Exercise details.
Retype the whole listing below exactly, keeping every picture out of it.
----------
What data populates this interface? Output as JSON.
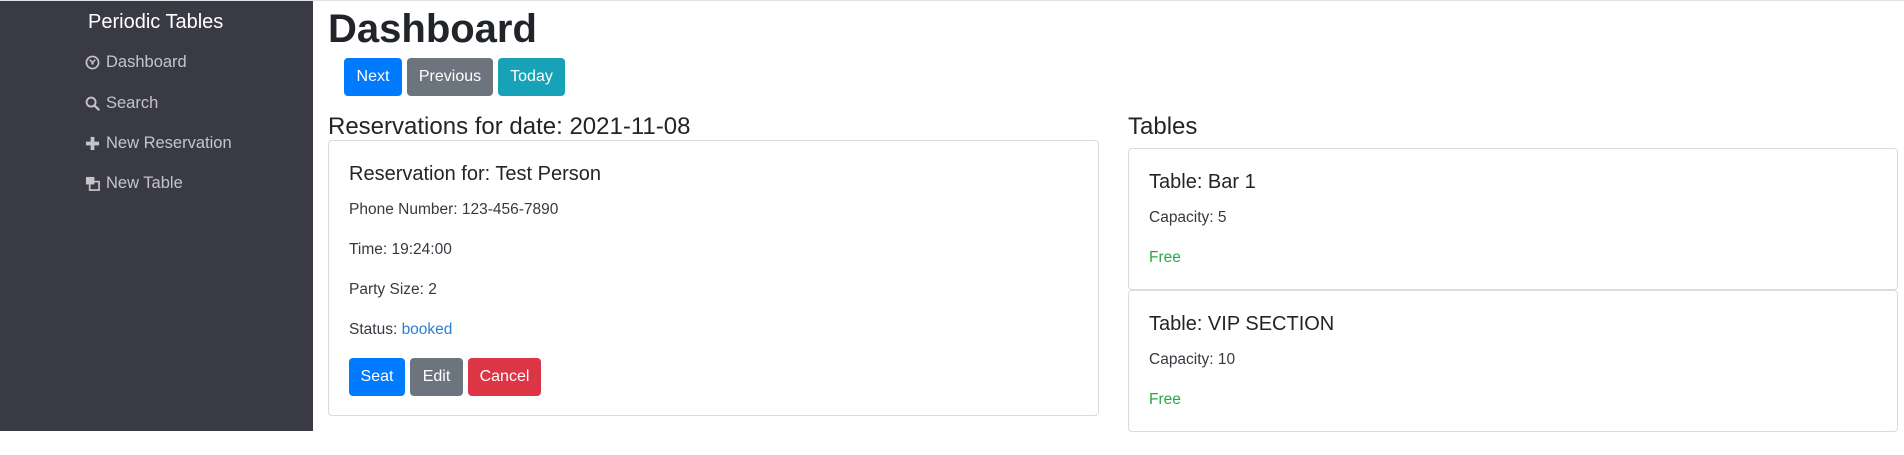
{
  "sidebar": {
    "brand": "Periodic Tables",
    "items": [
      {
        "label": "Dashboard",
        "icon": "dashboard-icon"
      },
      {
        "label": "Search",
        "icon": "search-icon"
      },
      {
        "label": "New Reservation",
        "icon": "plus-icon"
      },
      {
        "label": "New Table",
        "icon": "duplicate-icon"
      }
    ]
  },
  "page": {
    "title": "Dashboard",
    "buttons": {
      "next": "Next",
      "previous": "Previous",
      "today": "Today"
    }
  },
  "reservations": {
    "heading": "Reservations for date: 2021-11-08",
    "items": [
      {
        "title": "Reservation for: Test Person",
        "phone": "Phone Number: 123-456-7890",
        "time": "Time: 19:24:00",
        "party": "Party Size: 2",
        "status_label": "Status: ",
        "status_value": "booked",
        "actions": {
          "seat": "Seat",
          "edit": "Edit",
          "cancel": "Cancel"
        }
      }
    ]
  },
  "tables": {
    "heading": "Tables",
    "items": [
      {
        "title": "Table: Bar 1",
        "capacity": "Capacity: 5",
        "status": "Free"
      },
      {
        "title": "Table: VIP SECTION",
        "capacity": "Capacity: 10",
        "status": "Free"
      }
    ]
  },
  "colors": {
    "sidebar_bg": "#3a3a45",
    "primary": "#007bff",
    "secondary": "#6c757d",
    "info": "#17a2b8",
    "danger": "#dc3545",
    "success": "#28a745",
    "link": "#2b7fd1"
  }
}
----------
Output for this exercise.
What data populates this interface? Output as JSON.
{
  "sidebar": {
    "brand": "Periodic Tables",
    "items": [
      {
        "label": "Dashboard",
        "icon": "dashboard-icon"
      },
      {
        "label": "Search",
        "icon": "search-icon"
      },
      {
        "label": "New Reservation",
        "icon": "plus-icon"
      },
      {
        "label": "New Table",
        "icon": "duplicate-icon"
      }
    ]
  },
  "page": {
    "title": "Dashboard",
    "buttons": {
      "next": "Next",
      "previous": "Previous",
      "today": "Today"
    }
  },
  "reservations": {
    "heading": "Reservations for date: 2021-11-08",
    "items": [
      {
        "title": "Reservation for: Test Person",
        "phone": "Phone Number: 123-456-7890",
        "time": "Time: 19:24:00",
        "party": "Party Size: 2",
        "status_label": "Status: ",
        "status_value": "booked",
        "actions": {
          "seat": "Seat",
          "edit": "Edit",
          "cancel": "Cancel"
        }
      }
    ]
  },
  "tables": {
    "heading": "Tables",
    "items": [
      {
        "title": "Table: Bar 1",
        "capacity": "Capacity: 5",
        "status": "Free"
      },
      {
        "title": "Table: VIP SECTION",
        "capacity": "Capacity: 10",
        "status": "Free"
      }
    ]
  },
  "colors": {
    "sidebar_bg": "#3a3a45",
    "primary": "#007bff",
    "secondary": "#6c757d",
    "info": "#17a2b8",
    "danger": "#dc3545",
    "success": "#28a745",
    "link": "#2b7fd1"
  }
}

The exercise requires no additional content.